So how did that passion translate into the process of writing tunes?
It all happened really fast. I didn’t struggle with any tracks, which for me that has never been my process. I didn’t agonize on the mixdowns or the editing…with this album, every track was made within four or five hours. I’d get an idea and in those four or five hours I just felt blessed creatively. It sounds strange but that’s how it felt. Then I’d put it down with the thought that it was just an initial idea. I’d wake up in the morning thinking I’d have to spend a week or so tweaking it but when I listened back I really didn’t find anything I felt I had to change. I just kept thinking, “It sounds right to me, I trust the monitors that I’m hearing it accurately, and I just trust myself.” And this album isn’t even all the tracks. I wrote 20 or 30 tracks that way so what’s being released, I just picked what seemed to go together well. There’s a whole second album ready to go from these sessions.
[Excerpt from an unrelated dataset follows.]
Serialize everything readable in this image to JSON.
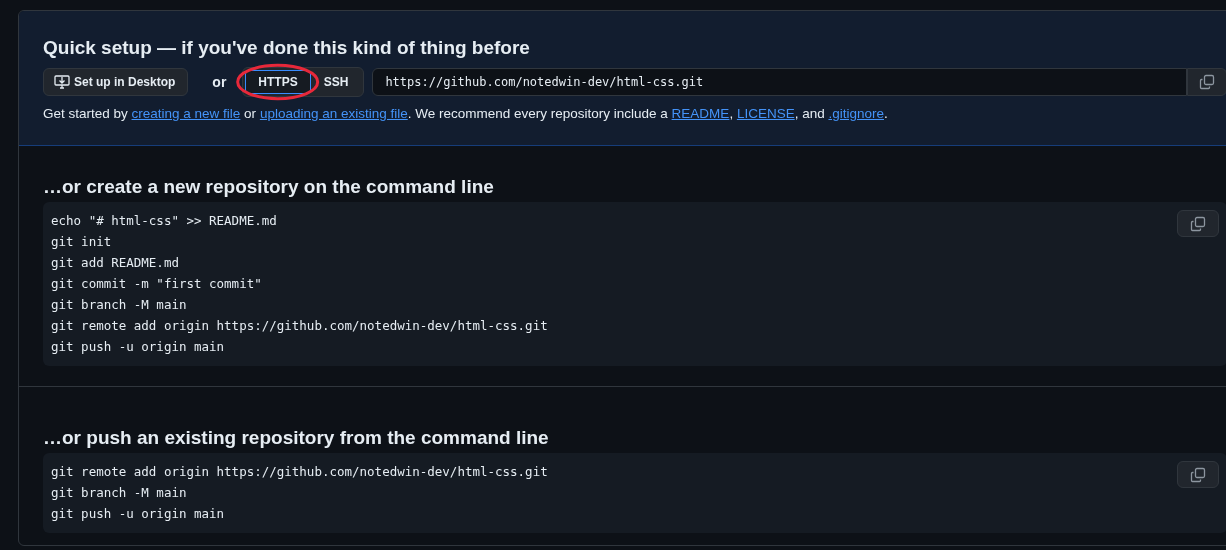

When I went to make this album, I mean it wasn’t conscious, but I felt like I wanted to make something as far from everything that’s going on in the scene around me as I could. It’s really an album for me at the end of the day. I didn’t make it to get bookings or get a tour or on Radio 1. It’s an album that’s from my heart. But from that, I’ve had the biggest response to this album of any music I’ve ever made.
It sounds like a really amazing journey. So now the album is out, do you have any tours or shows planned around the release? Any plans to come to the US?
Yeah, I’ve got gigs set up in Europe soon and quite a few in London as well. I’m looking forward to getting back out there again and yes I’m working on putting something together with coming back to the US. I’d love to come play for Bassrush as well!